Mr Steve Purser (Head of Core Operations Department at European Union Network and Information Security Agency (ENISA)) started by explaining that trust comes into play when no mechanisms control risk; trust is becoming a key concept in the digital world where it is impossible to control things. In the EU, every trust issue has three components: people, process, and technology. The EU has dedicated a lot of effort to building trust on the people level. At the process level, the focus is on incorporating trust in the workflows, while at the technical level, work is carried on, building on the eIDAs initiative. When it comes to trust-based services, the local implementation of global models is desirable. But building trust is a challenging process and the biggest problem can be framed as ‘nobody is trusted by everybody’. Purser concluded that trust is built face-to-face and in small communities. For the future, it would be better to take existing trust and build on top of it.

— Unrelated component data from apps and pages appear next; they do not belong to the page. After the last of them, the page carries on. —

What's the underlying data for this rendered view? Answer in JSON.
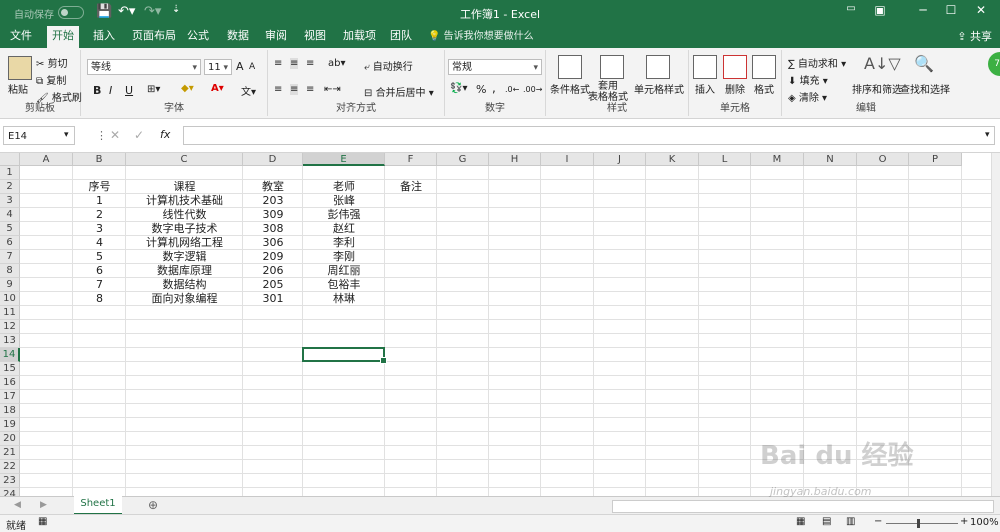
{
  "window": {
    "autosave_label": "自动保存",
    "autosave_state": "关",
    "title": "工作簿1  -  Excel",
    "controls": [
      "—",
      "❐",
      "─",
      "☐",
      "✕"
    ]
  },
  "tabs": [
    "文件",
    "开始",
    "插入",
    "页面布局",
    "公式",
    "数据",
    "审阅",
    "视图",
    "加载项",
    "团队"
  ],
  "active_tab": "开始",
  "tell_me": "告诉我你想要做什么",
  "share": "共享",
  "ribbon": {
    "clipboard": {
      "paste": "粘贴",
      "cut": "剪切",
      "copy": "复制",
      "painter": "格式刷",
      "label": "剪贴板"
    },
    "font": {
      "name": "等线",
      "size": "11",
      "bold": "B",
      "italic": "I",
      "underline": "U",
      "label": "字体"
    },
    "alignment": {
      "wrap": "自动换行",
      "merge": "合并后居中",
      "label": "对齐方式"
    },
    "number": {
      "format": "常规",
      "percent": "%",
      "comma": ",",
      "label": "数字"
    },
    "styles": {
      "conditional": "条件格式",
      "table": "套用\n表格格式",
      "cell": "单元格样式",
      "label": "样式"
    },
    "cells": {
      "insert": "插入",
      "delete": "删除",
      "format": "格式",
      "label": "单元格"
    },
    "editing": {
      "autosum": "自动求和",
      "fill": "填充",
      "clear": "清除",
      "sort": "排序和筛选",
      "find": "查找和选择",
      "label": "编辑"
    }
  },
  "namebox": "E14",
  "fx": "fx",
  "columns": [
    "A",
    "B",
    "C",
    "D",
    "E",
    "F",
    "G",
    "H",
    "I",
    "J",
    "K",
    "L",
    "M",
    "N",
    "O",
    "P"
  ],
  "selected_column": "E",
  "selected_row": 14,
  "rows": [
    "1",
    "2",
    "3",
    "4",
    "5",
    "6",
    "7",
    "8",
    "9",
    "10",
    "11",
    "12",
    "13",
    "14",
    "15",
    "16",
    "17",
    "18",
    "19",
    "20",
    "21",
    "22",
    "23",
    "24"
  ],
  "table": {
    "headers": [
      "序号",
      "课程",
      "教室",
      "老师",
      "备注"
    ],
    "rows": [
      [
        "1",
        "计算机技术基础",
        "203",
        "张峰",
        ""
      ],
      [
        "2",
        "线性代数",
        "309",
        "彭伟强",
        ""
      ],
      [
        "3",
        "数字电子技术",
        "308",
        "赵红",
        ""
      ],
      [
        "4",
        "计算机网络工程",
        "306",
        "李利",
        ""
      ],
      [
        "5",
        "数字逻辑",
        "209",
        "李刚",
        ""
      ],
      [
        "6",
        "数据库原理",
        "206",
        "周红丽",
        ""
      ],
      [
        "7",
        "数据结构",
        "205",
        "包裕丰",
        ""
      ],
      [
        "8",
        "面向对象编程",
        "301",
        "林琳",
        ""
      ]
    ]
  },
  "sheet_tab": "Sheet1",
  "status": {
    "ready": "就绪",
    "zoom": "100%"
  },
  "watermark": "Bai du 经验",
  "watermark_sub": "jingyan.baidu.com"
}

Mr Johan Hesse (Managing Director at Secunet International GmbH & Co KG) pointed out that in the physical world relying on something or someone tends to produce trust, which is not the case in the digital world. In his opinion, eIDAS serves as a prerequisite for reliability in the digital world. He also stated that security regulations recognised at the supranational level are necessary to ensure security in the digital world.
Mr Zoran Savić (CEO and founding partner of NetSeT Global Solutions d.o.o.) spoke about the difficulties in building national identification infrastructure. The biggest challenge is to make it highly secure and easy to use at the same time. The biggest question is how to establish an interoperative environment when derived identifications (based on the cloud and mobile identifications) are used. In his view, states and the private sector need to collaborate on solutions, which won’t be tailored solely to local levels.
By Andrijana Gavrilović